It was a Tuesday and there was a local primary run-off election that day. I also had one of my first experiences with Twitter, and it had nothing to do with politics. I tweeted updates as we rolled past the green exit signs, never dreaming so many folks would be following us remotely across the miles.
As the hearse climbed the hill on Gray Highway, cars and trucks pulled over out of respect. Although it was the middle of summer, I got chill bumps as the motorcade traveled east on Shurling Drive, where a man driving in the far lane stopped, got out of his van and saluted.

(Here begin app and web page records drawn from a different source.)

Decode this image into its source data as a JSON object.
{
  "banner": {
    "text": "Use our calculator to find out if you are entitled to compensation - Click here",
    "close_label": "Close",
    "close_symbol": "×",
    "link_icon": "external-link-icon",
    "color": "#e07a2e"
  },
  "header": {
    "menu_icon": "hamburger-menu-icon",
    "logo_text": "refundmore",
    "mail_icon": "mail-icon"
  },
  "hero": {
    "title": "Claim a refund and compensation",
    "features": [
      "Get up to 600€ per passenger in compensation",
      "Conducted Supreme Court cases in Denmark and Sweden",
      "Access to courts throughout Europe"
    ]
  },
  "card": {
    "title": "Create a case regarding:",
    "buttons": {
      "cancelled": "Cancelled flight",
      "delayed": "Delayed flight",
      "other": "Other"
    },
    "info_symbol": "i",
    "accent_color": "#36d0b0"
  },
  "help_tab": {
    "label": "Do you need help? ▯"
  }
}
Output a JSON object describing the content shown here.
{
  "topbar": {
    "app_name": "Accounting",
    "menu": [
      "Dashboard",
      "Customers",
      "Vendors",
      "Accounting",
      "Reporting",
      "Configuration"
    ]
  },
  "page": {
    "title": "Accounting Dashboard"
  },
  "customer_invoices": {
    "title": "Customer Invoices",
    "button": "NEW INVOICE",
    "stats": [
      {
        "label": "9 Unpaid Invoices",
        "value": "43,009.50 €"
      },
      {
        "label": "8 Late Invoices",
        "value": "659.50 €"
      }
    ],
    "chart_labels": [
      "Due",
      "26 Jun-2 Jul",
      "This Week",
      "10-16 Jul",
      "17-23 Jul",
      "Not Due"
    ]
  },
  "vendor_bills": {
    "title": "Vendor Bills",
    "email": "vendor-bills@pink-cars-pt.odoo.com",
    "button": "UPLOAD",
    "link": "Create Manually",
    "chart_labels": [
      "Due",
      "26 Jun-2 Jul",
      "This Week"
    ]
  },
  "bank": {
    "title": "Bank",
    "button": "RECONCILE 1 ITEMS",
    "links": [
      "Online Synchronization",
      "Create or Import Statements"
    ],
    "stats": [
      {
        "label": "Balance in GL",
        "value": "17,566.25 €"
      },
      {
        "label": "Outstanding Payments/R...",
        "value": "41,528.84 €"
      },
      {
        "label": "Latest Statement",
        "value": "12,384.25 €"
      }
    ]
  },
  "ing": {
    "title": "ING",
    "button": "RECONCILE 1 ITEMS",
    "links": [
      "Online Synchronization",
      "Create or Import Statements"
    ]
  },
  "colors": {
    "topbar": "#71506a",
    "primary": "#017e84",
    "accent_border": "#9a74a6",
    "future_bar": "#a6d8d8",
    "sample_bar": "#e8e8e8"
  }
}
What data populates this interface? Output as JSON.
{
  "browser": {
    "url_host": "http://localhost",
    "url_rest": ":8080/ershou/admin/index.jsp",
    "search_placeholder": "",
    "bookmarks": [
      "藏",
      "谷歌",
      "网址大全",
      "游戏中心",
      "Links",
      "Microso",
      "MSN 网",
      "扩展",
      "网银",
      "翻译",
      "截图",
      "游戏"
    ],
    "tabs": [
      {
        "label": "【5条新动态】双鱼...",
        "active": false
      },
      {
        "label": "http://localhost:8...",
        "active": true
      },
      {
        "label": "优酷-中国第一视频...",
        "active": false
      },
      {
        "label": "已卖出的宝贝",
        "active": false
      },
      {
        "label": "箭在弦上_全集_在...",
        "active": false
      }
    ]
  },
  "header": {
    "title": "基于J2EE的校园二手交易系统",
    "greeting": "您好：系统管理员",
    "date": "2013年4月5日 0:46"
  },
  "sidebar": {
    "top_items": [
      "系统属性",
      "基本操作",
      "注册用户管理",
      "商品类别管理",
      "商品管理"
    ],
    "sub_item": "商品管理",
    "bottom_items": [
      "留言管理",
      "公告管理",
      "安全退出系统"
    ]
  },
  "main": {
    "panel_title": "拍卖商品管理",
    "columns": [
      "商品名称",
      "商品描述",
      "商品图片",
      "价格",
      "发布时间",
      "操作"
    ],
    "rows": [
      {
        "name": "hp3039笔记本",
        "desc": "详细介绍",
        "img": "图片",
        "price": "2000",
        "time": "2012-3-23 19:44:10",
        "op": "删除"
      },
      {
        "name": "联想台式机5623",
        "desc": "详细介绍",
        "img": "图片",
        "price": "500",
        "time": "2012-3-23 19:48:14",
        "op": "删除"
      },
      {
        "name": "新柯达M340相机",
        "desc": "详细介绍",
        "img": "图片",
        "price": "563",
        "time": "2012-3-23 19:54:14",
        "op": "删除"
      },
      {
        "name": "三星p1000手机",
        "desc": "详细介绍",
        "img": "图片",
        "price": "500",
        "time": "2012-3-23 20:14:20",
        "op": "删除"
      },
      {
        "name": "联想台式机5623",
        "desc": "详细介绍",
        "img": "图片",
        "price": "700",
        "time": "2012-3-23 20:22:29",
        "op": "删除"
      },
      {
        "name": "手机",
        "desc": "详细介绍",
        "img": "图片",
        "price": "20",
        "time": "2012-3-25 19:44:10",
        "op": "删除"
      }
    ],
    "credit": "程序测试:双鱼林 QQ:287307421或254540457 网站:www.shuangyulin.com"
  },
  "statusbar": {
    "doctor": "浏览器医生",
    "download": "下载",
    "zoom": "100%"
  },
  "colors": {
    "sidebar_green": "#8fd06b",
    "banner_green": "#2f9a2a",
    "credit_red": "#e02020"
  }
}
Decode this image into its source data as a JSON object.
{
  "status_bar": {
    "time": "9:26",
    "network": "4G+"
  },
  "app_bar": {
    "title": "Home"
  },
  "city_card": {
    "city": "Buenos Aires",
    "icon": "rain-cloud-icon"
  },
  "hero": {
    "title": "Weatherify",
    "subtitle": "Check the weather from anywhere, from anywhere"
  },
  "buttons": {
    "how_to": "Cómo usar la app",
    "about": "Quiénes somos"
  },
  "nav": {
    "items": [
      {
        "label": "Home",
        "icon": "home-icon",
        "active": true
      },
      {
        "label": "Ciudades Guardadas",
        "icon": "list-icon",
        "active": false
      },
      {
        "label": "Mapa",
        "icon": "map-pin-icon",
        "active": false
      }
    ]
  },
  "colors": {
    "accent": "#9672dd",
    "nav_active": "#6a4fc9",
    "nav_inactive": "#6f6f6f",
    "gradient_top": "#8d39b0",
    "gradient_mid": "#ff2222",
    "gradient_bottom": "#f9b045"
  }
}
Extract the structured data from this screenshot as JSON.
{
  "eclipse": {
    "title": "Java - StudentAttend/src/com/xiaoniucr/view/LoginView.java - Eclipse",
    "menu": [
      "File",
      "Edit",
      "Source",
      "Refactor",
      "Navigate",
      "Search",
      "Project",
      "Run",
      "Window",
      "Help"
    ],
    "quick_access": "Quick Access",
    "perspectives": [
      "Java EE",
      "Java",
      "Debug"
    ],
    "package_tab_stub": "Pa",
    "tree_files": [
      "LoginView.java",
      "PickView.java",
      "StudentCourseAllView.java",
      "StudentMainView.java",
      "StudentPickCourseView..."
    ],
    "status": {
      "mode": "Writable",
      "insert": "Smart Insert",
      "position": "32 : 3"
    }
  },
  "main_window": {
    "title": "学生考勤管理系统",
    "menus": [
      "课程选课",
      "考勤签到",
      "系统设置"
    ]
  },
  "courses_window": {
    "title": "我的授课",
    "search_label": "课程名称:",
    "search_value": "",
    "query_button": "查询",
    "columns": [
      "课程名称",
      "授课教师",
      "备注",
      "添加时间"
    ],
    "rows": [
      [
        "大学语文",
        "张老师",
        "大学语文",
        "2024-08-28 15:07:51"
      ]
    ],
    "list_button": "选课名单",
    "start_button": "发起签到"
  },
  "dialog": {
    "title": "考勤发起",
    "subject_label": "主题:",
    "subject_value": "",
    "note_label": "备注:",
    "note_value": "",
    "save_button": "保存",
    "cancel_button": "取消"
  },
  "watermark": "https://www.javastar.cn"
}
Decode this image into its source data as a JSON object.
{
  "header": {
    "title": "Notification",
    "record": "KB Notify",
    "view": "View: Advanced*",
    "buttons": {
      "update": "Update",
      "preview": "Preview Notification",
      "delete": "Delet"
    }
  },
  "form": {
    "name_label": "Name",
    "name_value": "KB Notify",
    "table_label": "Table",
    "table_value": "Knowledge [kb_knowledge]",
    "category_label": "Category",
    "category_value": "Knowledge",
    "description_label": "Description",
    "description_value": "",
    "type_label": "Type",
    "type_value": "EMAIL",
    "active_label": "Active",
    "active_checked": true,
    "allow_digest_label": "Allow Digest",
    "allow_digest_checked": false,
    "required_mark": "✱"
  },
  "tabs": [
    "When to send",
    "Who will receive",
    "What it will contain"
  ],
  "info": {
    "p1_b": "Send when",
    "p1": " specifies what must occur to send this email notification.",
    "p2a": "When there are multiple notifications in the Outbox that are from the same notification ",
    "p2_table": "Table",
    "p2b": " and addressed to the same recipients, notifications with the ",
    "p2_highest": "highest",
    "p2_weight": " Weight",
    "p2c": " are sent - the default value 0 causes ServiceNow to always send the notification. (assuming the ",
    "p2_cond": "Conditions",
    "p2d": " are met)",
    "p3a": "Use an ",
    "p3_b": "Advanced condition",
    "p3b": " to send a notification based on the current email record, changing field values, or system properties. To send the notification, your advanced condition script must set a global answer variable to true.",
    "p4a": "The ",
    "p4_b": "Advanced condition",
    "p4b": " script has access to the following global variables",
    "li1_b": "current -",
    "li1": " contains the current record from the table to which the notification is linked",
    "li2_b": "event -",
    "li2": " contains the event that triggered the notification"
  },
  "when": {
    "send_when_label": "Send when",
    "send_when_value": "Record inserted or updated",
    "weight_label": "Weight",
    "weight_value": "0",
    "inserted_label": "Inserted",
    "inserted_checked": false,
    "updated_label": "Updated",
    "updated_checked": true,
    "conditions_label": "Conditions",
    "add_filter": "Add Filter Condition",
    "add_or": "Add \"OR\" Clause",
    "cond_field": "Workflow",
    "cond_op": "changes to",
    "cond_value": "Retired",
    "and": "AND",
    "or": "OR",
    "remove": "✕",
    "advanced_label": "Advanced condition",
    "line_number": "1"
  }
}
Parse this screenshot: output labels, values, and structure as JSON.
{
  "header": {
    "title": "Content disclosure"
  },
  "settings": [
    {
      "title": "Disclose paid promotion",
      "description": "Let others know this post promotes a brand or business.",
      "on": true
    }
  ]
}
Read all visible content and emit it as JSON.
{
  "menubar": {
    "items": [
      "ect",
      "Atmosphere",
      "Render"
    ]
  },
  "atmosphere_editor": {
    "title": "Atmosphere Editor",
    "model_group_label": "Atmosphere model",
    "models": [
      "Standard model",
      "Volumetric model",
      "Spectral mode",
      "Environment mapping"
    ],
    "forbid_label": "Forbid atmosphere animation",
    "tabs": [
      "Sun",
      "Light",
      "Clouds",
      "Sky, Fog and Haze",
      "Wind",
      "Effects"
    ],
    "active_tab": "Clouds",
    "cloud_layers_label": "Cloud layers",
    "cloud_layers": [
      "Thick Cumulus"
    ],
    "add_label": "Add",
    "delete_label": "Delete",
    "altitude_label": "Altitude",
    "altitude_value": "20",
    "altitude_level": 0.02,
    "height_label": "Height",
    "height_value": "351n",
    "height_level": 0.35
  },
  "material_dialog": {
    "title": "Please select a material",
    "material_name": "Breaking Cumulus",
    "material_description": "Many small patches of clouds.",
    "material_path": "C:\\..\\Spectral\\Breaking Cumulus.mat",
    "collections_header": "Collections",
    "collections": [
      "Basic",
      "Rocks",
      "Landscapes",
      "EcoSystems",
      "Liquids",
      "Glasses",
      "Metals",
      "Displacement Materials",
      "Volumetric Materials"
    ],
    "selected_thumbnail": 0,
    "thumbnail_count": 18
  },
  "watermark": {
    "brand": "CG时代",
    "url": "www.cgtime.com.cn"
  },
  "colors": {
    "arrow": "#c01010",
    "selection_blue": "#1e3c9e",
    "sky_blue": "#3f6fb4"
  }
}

At the funeral home, 62 American flags lined the driveway – one for every year it had been since Barksdale’s death. Seven members of the Georgia Army National Guard carried the casket inside, where it remained in state for four days until the funeral. Barksdale was buried, with full military honors, at the Georgia Veterans Cemetery in Milledgeville.
Among those waiting at the funeral home that morning was my wife, Delinda, and our youngest son, Jake, who had graduated from high school two months earlier. Along with others, they wanted to be there.
Of course, no one in my immediate family had known Barksdale. He died before any of us were born. Still, we felt an emotional connection to this man — and to this moment — we would never forget.
Monday is Memorial Day, a time when we remember those in the military who made the ultimate sacrifice for our freedoms.
They came from different schools and neighborhoods. They lived across the generations. They fought in different wars on different battlefields.
But all for the same cause.
We are here because they were there.
Ed Grisamore teaches journalism at Stratford Academy in Macon and is the author of nine books. His column appears on Sundays in The Telegraph.